Crossing Harry, by Chris Knopf
Knopf is making his second appearance here.
I am very fond of what I call heightened language, which simply means that the words do something more than get us from the beginning of the story to the end. It doesn't have to been high-falutin' fancy words. Hemingway's monosyllabic language told us a lot about the world he was describing.
This story has a good plot but it is the language that puts it over the top. Here is our nameless protagonist, a homeless man, explaining his love of biology.
I'd loved it since I was a kid. I'd absolutely be hunched over a lab counter right now if I hadn't had that little hiccup with the voices in my head and the collusion of the Yale Board of Trustees, the United States Chamber of Commerce, and the Satanic Monks of Aquitaine to deprive me of my undergraduate position.
Yeah, I hate it when that happens.
But our hero is pretty cheerful. He likes his "house [which] is this nice little spot under the railroad tracks that mostly keeps out the rain and snow."
Of course, some conflict must occur even in this paradise, and it takes the form of a very strange man at Union Station whom no one notices except the homeless man and Harry. Did I mention Harry? No one can see him except our narrator, because he's from another dimension. But Harry isn't the problem. It's the elegantly dressed man with a canvas bag full of-- well, nothing nice.

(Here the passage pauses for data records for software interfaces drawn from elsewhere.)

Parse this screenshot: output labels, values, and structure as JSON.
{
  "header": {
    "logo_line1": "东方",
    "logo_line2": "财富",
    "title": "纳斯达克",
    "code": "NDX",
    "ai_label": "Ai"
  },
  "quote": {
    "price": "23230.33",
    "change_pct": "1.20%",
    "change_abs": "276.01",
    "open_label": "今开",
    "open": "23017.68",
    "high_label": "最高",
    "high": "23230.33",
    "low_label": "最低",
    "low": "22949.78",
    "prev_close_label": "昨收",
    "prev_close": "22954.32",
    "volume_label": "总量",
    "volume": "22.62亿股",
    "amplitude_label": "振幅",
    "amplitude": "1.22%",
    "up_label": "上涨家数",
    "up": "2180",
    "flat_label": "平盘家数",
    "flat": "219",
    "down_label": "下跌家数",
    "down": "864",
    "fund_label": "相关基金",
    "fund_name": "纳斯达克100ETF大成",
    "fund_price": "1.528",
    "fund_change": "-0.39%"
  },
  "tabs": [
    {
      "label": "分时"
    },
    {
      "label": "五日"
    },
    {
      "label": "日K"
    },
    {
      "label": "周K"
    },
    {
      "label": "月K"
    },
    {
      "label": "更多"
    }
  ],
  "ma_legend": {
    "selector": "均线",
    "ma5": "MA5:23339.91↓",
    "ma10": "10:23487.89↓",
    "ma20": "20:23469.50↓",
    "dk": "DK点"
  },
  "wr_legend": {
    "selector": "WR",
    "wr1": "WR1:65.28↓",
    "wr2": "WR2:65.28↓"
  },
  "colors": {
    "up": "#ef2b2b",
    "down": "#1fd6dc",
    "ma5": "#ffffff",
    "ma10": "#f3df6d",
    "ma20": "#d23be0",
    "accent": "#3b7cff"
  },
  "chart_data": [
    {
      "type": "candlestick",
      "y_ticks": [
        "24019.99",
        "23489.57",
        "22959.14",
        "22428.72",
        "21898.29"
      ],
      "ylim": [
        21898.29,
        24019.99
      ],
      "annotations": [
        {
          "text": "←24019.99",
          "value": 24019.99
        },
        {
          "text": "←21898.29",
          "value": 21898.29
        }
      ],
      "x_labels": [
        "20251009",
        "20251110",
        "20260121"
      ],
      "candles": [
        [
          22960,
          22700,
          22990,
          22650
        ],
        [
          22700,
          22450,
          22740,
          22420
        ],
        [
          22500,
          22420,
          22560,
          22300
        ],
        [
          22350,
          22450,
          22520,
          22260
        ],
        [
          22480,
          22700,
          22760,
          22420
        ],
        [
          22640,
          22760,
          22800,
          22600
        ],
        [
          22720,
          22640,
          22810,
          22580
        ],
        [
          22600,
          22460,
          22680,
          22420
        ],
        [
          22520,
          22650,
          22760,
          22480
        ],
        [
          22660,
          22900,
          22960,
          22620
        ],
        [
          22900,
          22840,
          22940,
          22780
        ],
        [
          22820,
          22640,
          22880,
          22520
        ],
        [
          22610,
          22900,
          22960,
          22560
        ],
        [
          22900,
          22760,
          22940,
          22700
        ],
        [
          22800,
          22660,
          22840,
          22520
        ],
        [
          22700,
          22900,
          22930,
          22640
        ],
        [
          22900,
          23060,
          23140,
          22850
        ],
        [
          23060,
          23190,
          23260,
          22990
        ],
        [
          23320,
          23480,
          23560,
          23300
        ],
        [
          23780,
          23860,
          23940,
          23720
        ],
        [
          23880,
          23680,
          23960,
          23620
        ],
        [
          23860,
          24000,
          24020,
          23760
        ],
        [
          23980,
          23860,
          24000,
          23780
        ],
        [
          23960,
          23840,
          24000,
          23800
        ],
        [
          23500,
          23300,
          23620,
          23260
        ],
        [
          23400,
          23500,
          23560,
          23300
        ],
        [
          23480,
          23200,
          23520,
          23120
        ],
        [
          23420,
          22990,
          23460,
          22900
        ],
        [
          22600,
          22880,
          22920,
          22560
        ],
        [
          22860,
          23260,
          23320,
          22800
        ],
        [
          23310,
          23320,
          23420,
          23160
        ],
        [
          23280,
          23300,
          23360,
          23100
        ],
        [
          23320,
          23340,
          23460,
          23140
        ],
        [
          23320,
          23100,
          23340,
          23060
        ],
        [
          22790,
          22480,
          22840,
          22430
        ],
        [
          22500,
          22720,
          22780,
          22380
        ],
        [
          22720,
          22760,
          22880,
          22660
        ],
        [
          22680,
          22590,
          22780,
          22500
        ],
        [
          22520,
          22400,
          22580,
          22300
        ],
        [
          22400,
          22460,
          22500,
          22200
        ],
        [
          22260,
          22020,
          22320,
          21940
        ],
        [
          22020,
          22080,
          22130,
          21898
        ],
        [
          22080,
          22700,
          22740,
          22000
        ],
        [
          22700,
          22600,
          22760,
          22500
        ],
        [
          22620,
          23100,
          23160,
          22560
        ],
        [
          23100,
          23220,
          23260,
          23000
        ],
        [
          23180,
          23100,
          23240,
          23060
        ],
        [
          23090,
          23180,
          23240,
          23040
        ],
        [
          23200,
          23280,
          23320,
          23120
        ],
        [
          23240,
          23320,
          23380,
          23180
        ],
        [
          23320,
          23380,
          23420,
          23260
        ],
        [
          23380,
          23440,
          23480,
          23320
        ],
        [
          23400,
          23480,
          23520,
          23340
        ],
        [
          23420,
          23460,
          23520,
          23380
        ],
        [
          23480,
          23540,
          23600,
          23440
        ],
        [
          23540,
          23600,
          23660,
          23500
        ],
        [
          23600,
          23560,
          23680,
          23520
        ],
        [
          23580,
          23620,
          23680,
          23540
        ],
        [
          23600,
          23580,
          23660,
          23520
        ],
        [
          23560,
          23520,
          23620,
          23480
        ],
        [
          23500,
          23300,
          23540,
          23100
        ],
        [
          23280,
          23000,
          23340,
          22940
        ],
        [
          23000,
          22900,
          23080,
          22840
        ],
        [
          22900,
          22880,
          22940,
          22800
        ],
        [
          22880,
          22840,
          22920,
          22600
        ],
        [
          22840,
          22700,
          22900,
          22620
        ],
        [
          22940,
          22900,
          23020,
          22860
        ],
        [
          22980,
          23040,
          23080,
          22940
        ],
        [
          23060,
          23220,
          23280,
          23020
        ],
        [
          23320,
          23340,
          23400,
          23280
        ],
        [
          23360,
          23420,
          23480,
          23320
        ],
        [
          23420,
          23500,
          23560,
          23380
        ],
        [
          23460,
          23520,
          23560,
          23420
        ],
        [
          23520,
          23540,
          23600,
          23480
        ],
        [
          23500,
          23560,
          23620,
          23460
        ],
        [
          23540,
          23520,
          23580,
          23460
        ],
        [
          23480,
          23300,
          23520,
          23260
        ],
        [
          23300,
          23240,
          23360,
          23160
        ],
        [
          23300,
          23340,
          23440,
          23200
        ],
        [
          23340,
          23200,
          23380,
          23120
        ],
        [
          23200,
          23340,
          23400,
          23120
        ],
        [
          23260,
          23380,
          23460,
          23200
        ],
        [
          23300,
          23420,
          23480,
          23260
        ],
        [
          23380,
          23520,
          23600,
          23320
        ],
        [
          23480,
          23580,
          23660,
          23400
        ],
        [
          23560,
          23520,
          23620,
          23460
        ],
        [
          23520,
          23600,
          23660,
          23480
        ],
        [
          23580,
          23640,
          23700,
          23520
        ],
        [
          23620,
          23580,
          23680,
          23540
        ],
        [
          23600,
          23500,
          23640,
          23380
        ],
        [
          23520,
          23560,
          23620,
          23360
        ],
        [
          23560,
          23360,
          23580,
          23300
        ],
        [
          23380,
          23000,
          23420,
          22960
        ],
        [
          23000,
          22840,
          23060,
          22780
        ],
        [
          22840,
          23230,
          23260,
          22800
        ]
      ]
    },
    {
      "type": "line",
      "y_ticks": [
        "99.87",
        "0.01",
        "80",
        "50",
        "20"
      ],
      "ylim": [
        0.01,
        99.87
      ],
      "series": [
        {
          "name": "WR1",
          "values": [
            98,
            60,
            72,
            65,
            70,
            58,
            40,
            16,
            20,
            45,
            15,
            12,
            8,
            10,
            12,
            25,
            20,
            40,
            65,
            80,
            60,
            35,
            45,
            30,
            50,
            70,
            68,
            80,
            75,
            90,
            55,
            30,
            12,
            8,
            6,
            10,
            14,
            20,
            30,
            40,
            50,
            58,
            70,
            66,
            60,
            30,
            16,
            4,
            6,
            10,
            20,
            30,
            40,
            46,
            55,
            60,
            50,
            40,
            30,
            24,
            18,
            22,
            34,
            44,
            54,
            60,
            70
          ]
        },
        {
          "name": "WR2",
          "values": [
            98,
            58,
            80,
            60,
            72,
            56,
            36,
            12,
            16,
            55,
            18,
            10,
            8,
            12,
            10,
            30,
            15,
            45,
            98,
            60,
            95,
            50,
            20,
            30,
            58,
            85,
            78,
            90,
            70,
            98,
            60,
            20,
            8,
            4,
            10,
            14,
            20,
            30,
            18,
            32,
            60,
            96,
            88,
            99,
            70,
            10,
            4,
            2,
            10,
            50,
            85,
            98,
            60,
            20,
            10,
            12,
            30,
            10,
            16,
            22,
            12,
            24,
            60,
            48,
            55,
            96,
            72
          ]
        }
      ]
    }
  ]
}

Don't worry, though. Our guy and Harry are on the case. And a terrific case it is.